Sure, we’re not perfect. We’re being sanctified over time by the Holy Spirit. But overall, people should be moving closer to Jesus.
After three to five years of following your leadership, do people look more like Jesus or less like Jesus?
7. The leaders are jealous.
Spend even a few minutes in the Gospels, and you’ll see the Pharisees and other religious groups get jealous of any advance any other group makes.
Each group wanted to be on top. If the Saducees won, the Pharisees lost. If Jesus made more disciples than they did, their blood boiled.
So how’s your heart with that church down the road … the one that’s growing?
How’s your heart when you hear some other church picked up yet another one of ‘your’ families?

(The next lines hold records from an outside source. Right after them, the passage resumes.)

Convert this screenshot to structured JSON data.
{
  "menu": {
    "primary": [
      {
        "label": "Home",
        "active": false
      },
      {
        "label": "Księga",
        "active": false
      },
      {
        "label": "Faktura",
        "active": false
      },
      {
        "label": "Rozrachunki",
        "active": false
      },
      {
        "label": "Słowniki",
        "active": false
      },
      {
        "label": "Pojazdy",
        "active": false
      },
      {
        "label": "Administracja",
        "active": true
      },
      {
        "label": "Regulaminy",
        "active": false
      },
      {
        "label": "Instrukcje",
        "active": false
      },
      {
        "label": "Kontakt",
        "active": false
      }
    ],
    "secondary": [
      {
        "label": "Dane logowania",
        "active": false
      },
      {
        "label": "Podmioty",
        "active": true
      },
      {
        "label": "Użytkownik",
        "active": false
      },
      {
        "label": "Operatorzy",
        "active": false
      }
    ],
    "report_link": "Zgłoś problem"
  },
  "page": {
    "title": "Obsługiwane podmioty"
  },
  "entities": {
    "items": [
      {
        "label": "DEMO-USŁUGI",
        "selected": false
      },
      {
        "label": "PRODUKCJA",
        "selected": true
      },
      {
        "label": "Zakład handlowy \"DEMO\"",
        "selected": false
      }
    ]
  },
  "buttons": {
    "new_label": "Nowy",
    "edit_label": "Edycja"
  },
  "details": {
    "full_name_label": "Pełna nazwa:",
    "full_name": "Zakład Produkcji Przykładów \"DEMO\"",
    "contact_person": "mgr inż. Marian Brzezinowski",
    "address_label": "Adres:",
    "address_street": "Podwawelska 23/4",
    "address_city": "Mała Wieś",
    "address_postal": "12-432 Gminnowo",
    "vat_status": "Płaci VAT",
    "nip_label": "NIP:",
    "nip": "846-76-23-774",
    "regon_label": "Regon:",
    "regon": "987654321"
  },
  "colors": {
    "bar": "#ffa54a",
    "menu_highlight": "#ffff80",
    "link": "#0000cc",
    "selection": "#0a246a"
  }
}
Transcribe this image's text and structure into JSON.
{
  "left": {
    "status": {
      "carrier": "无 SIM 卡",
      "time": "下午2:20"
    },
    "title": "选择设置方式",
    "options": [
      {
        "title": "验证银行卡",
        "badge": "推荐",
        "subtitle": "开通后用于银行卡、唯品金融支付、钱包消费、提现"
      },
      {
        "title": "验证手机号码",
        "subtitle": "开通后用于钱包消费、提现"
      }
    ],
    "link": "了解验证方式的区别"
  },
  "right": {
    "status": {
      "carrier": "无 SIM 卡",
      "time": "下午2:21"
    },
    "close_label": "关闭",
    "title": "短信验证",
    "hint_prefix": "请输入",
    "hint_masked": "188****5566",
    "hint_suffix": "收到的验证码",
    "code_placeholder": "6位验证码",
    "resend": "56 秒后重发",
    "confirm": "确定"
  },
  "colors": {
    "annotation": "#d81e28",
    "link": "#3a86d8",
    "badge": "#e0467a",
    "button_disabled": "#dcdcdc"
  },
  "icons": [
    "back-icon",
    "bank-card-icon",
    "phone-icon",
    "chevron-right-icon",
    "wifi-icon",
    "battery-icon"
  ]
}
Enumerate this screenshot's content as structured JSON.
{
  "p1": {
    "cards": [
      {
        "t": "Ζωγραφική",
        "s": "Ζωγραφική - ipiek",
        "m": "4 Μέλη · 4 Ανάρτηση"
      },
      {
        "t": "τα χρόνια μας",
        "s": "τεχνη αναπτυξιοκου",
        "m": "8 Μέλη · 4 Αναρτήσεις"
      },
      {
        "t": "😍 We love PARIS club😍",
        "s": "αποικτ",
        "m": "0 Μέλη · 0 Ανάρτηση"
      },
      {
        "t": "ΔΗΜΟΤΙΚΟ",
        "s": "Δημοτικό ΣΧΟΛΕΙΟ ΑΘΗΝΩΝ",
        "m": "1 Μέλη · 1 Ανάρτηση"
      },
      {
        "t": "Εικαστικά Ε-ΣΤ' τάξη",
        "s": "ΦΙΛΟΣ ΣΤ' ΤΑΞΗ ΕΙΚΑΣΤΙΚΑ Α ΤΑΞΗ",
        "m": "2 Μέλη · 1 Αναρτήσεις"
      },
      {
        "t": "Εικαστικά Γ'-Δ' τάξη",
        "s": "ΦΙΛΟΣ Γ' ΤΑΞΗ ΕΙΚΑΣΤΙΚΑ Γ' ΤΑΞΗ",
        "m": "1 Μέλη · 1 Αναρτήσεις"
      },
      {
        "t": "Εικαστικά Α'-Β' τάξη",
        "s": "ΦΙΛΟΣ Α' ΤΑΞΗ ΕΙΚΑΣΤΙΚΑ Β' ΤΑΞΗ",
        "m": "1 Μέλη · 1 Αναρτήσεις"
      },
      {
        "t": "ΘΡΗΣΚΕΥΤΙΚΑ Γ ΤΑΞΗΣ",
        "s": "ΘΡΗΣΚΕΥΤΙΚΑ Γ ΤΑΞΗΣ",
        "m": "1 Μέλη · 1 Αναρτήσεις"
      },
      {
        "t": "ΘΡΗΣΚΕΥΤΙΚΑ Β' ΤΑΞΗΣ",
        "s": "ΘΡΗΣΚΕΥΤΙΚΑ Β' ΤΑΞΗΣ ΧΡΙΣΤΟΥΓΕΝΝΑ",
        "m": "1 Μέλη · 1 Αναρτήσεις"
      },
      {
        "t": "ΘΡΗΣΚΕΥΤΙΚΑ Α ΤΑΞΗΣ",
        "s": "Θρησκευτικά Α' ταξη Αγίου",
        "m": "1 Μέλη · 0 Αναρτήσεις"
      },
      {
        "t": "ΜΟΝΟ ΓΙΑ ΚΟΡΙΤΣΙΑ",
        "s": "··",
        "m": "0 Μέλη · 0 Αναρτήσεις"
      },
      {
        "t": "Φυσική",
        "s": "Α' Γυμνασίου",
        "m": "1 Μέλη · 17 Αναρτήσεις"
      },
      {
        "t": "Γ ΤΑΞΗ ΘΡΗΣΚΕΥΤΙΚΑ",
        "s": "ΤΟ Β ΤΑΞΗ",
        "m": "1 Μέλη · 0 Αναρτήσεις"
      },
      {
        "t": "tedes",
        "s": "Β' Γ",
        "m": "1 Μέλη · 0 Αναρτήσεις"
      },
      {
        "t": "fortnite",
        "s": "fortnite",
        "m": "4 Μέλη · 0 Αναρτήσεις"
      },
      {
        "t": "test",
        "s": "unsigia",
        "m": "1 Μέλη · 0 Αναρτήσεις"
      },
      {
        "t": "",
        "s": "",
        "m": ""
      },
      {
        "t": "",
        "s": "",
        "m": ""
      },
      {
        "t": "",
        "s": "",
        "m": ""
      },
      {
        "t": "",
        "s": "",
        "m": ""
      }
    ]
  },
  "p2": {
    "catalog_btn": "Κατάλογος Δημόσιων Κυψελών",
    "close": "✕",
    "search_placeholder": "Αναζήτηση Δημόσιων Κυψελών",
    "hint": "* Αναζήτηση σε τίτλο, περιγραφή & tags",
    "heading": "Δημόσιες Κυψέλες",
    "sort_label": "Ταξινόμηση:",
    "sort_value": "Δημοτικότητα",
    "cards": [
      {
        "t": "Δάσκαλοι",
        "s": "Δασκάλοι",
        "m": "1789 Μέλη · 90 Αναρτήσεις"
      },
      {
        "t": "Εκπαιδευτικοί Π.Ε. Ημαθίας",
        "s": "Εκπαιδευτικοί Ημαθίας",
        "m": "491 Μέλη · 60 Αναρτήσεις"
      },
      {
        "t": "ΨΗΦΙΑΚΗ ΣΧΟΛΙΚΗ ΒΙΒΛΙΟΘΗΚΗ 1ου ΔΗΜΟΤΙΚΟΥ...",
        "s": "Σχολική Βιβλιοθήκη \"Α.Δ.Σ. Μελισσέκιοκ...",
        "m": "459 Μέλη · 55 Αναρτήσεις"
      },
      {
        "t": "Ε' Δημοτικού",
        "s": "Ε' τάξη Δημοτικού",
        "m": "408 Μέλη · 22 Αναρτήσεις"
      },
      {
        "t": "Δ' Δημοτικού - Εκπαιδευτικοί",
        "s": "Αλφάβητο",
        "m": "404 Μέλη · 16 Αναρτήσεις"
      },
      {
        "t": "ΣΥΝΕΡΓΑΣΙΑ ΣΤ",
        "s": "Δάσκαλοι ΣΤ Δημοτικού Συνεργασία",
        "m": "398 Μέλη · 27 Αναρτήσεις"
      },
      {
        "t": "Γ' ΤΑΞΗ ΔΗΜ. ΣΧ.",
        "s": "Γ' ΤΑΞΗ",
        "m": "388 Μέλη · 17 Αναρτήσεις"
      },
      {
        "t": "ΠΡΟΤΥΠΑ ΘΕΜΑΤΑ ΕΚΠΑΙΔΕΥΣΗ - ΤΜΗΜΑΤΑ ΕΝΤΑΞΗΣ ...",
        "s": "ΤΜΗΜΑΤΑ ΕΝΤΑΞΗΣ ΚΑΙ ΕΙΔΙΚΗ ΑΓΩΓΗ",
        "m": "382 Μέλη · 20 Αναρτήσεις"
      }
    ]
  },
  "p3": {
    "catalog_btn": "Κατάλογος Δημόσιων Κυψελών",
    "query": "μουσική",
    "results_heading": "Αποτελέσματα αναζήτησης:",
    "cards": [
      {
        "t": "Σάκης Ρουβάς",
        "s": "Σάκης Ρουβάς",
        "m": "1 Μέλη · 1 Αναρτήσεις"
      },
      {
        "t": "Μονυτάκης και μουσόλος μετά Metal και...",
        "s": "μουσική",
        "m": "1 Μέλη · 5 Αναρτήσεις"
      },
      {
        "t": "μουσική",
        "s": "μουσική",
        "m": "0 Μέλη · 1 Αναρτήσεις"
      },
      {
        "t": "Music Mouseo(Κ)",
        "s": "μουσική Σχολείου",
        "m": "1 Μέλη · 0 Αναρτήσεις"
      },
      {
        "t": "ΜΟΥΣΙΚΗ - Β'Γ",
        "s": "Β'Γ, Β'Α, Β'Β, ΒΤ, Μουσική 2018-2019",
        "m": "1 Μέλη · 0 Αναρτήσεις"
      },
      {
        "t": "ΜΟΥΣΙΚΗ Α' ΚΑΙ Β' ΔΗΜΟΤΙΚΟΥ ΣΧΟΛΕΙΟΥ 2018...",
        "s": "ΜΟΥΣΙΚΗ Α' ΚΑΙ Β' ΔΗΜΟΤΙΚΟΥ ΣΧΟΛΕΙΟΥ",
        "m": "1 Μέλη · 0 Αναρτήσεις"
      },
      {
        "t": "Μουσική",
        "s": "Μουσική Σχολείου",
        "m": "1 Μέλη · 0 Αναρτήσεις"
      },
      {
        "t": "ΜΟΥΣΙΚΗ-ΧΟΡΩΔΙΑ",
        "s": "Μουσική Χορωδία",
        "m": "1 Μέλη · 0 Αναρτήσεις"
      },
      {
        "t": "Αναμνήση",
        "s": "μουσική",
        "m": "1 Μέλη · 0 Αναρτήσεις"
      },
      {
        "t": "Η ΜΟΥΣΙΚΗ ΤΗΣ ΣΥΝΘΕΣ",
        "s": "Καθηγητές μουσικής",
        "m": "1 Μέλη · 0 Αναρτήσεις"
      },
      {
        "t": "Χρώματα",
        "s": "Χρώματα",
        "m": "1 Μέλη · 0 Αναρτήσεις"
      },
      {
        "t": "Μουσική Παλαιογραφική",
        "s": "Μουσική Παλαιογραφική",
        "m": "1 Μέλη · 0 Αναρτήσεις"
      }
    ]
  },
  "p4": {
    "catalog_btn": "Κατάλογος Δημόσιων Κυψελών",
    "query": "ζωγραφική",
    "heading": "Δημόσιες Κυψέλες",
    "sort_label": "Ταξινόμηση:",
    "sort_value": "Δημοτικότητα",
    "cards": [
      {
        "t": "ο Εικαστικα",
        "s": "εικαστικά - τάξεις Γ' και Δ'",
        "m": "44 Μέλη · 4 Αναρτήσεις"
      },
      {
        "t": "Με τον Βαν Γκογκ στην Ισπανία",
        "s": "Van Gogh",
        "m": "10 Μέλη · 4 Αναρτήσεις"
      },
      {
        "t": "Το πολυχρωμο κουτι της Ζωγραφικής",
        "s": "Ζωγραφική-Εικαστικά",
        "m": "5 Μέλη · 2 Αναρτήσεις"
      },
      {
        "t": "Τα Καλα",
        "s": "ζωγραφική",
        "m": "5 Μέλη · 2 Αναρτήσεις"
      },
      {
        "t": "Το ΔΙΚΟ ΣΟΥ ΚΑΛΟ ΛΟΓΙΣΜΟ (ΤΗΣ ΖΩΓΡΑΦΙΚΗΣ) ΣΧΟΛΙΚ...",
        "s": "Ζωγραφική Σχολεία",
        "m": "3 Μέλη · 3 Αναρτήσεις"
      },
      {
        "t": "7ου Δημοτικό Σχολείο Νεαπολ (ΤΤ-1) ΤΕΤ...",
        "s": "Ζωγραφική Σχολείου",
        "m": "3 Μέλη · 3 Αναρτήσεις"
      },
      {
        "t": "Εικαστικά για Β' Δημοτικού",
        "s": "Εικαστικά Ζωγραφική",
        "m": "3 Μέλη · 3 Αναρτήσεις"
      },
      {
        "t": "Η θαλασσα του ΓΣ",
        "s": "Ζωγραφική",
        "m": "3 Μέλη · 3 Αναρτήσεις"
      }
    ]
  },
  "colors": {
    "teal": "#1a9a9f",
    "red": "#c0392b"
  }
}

Hate it when other people tell you they love listening to X’s podcast at the gym?
The jealousy thing even infected John the Baptist’s disciples. But John got it right … it’s not about him. He must decrease. Christ must increase.
See what John did there? He said it out loud. He gave public recognition and praise to Jesus.
That’s what breaks the power of jealousy.
If you’re jealous, publicly praise whoever you’re jealous of. Celebrate them.
It will break the darkness inside.
That will also give you a clear heart and mind to get on with your mission. After all, you likely live in a region where there are thousands … OK, tens or hundreds of thousands … of unchurched people. Focus on that.
Publicly celebrating the people you envy breaks the power of jealousy. So praise them.
What Do You Think?
Before we jump to commenting, please know I write this not to make the church worse, but in the hopes that in some tiny way it makes the church better.
I need to look in the mirror. Everyone who leads a church does. Far too much is at stake.
The church has enough critics (just read through the comments on this blog, any newspaper piece on religion or pretty much any online place that talks about the church). But if we take the criticism we usually reserve for others and prayerfully apply it to ourselves, we’ll get better. We will.
And we have to.
I believe the church is the hope of the future.
So we just need to get better and healthier. And when we do, we’ll be far more effective.
Source: Carey Nieuwhof is Lead Pastor of Connexus Church north of Toronto, Canada, blogs at www.careynieuwhof.com